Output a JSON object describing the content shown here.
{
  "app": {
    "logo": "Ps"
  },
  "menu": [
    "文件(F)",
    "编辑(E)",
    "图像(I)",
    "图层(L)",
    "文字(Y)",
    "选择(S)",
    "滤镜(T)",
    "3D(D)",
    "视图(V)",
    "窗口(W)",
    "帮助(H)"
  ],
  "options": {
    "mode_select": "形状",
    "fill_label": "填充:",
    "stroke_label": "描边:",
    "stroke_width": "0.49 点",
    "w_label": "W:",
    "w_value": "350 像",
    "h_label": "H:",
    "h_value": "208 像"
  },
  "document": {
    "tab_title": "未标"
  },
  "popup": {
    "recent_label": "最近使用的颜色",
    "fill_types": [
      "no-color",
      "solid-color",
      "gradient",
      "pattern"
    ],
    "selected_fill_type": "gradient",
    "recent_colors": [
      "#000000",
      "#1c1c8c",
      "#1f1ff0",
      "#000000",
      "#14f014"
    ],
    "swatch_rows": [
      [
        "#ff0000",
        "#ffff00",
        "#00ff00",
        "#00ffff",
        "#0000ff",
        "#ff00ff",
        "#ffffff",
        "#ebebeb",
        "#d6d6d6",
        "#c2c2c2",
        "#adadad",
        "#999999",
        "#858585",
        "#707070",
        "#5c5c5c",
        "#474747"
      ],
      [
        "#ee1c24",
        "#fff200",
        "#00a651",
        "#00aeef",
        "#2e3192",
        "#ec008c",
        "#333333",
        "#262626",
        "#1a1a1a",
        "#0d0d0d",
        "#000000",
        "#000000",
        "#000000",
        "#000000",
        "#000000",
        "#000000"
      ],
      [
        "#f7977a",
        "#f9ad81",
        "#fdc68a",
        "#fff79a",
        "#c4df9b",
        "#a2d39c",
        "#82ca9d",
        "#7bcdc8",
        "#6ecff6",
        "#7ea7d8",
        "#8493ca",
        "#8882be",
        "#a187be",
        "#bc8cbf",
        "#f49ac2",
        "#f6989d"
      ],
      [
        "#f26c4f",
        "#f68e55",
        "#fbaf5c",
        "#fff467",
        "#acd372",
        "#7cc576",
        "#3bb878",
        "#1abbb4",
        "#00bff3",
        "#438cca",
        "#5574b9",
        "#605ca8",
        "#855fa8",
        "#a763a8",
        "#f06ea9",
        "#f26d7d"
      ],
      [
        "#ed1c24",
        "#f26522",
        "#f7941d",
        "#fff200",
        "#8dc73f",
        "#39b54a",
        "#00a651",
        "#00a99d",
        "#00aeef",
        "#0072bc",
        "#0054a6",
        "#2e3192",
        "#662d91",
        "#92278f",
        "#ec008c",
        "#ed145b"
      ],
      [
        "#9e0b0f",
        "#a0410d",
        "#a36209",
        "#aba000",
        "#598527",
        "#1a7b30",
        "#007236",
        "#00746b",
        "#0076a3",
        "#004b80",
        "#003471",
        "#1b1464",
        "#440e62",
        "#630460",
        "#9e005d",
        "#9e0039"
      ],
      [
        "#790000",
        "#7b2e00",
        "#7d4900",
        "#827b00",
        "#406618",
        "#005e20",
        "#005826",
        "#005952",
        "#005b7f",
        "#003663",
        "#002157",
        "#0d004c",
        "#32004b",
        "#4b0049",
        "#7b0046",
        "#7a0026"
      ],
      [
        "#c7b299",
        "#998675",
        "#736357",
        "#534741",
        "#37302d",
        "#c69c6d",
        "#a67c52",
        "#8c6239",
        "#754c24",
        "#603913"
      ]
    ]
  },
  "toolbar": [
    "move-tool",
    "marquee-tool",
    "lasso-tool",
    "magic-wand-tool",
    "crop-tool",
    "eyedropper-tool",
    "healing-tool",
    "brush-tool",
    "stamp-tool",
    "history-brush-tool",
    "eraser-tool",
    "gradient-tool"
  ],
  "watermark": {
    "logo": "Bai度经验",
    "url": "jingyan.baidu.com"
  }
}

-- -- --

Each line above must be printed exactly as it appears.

Output a JSON object describing the content shown here.
{
  "app": {
    "logo": "Ps"
  },
  "menu": [
    "文件(F)",
    "编辑(E)",
    "图像(I)",
    "图层(L)",
    "文字(Y)",
    "选择(S)",
    "滤镜(T)",
    "3D(D)",
    "视图(V)",
    "窗口(W)",
    "帮助(H)"
  ],
  "options": {
    "mode_select": "形状",
    "fill_label": "填充:",
    "stroke_label": "描边:",
    "stroke_width": "0.49 点",
    "w_label": "W:",
    "w_value": "350 像",
    "h_label": "H:",
    "h_value": "208 像"
  },
  "document": {
    "tab_title": "未标"
  },
  "popup": {
    "recent_label": "最近使用的颜色",
    "fill_types": [
      "no-color",
      "solid-color",
      "gradient",
      "pattern"
    ],
    "selected_fill_type": "gradient",
    "recent_colors": [
      "#000000",
      "#1c1c8c",
      "#1f1ff0",
      "#000000",
      "#14f014"
    ],
    "swatch_rows": [
      [
        "#ff0000",
        "#ffff00",
        "#00ff00",
        "#00ffff",
        "#0000ff",
        "#ff00ff",
        "#ffffff",
        "#ebebeb",
        "#d6d6d6",
        "#c2c2c2",
        "#adadad",
        "#999999",
        "#858585",
        "#707070",
        "#5c5c5c",
        "#474747"
      ],
      [
        "#ee1c24",
        "#fff200",
        "#00a651",
        "#00aeef",
        "#2e3192",
        "#ec008c",
        "#333333",
        "#262626",
        "#1a1a1a",
        "#0d0d0d",
        "#000000",
        "#000000",
        "#000000",
        "#000000",
        "#000000",
        "#000000"
      ],
      [
        "#f7977a",
        "#f9ad81",
        "#fdc68a",
        "#fff79a",
        "#c4df9b",
        "#a2d39c",
        "#82ca9d",
        "#7bcdc8",
        "#6ecff6",
        "#7ea7d8",
        "#8493ca",
        "#8882be",
        "#a187be",
        "#bc8cbf",
        "#f49ac2",
        "#f6989d"
      ],
      [
        "#f26c4f",
        "#f68e55",
        "#fbaf5c",
        "#fff467",
        "#acd372",
        "#7cc576",
        "#3bb878",
        "#1abbb4",
        "#00bff3",
        "#438cca",
        "#5574b9",
        "#605ca8",
        "#855fa8",
        "#a763a8",
        "#f06ea9",
        "#f26d7d"
      ],
      [
        "#ed1c24",
        "#f26522",
        "#f7941d",
        "#fff200",
        "#8dc73f",
        "#39b54a",
        "#00a651",
        "#00a99d",
        "#00aeef",
        "#0072bc",
        "#0054a6",
        "#2e3192",
        "#662d91",
        "#92278f",
        "#ec008c",
        "#ed145b"
      ],
      [
        "#9e0b0f",
        "#a0410d",
        "#a36209",
        "#aba000",
        "#598527",
        "#1a7b30",
        "#007236",
        "#00746b",
        "#0076a3",
        "#004b80",
        "#003471",
        "#1b1464",
        "#440e62",
        "#630460",
        "#9e005d",
        "#9e0039"
      ],
      [
        "#790000",
        "#7b2e00",
        "#7d4900",
        "#827b00",
        "#406618",
        "#005e20",
        "#005826",
        "#005952",
        "#005b7f",
        "#003663",
        "#002157",
        "#0d004c",
        "#32004b",
        "#4b0049",
        "#7b0046",
        "#7a0026"
      ],
      [
        "#c7b299",
        "#998675",
        "#736357",
        "#534741",
        "#37302d",
        "#c69c6d",
        "#a67c52",
        "#8c6239",
        "#754c24",
        "#603913"
      ]
    ]
  },
  "toolbar": [
    "move-tool",
    "marquee-tool",
    "lasso-tool",
    "magic-wand-tool",
    "crop-tool",
    "eyedropper-tool",
    "healing-tool",
    "brush-tool",
    "stamp-tool",
    "history-brush-tool",
    "eraser-tool",
    "gradient-tool"
  ],
  "watermark": {
    "logo": "Bai度经验",
    "url": "jingyan.baidu.com"
  }
}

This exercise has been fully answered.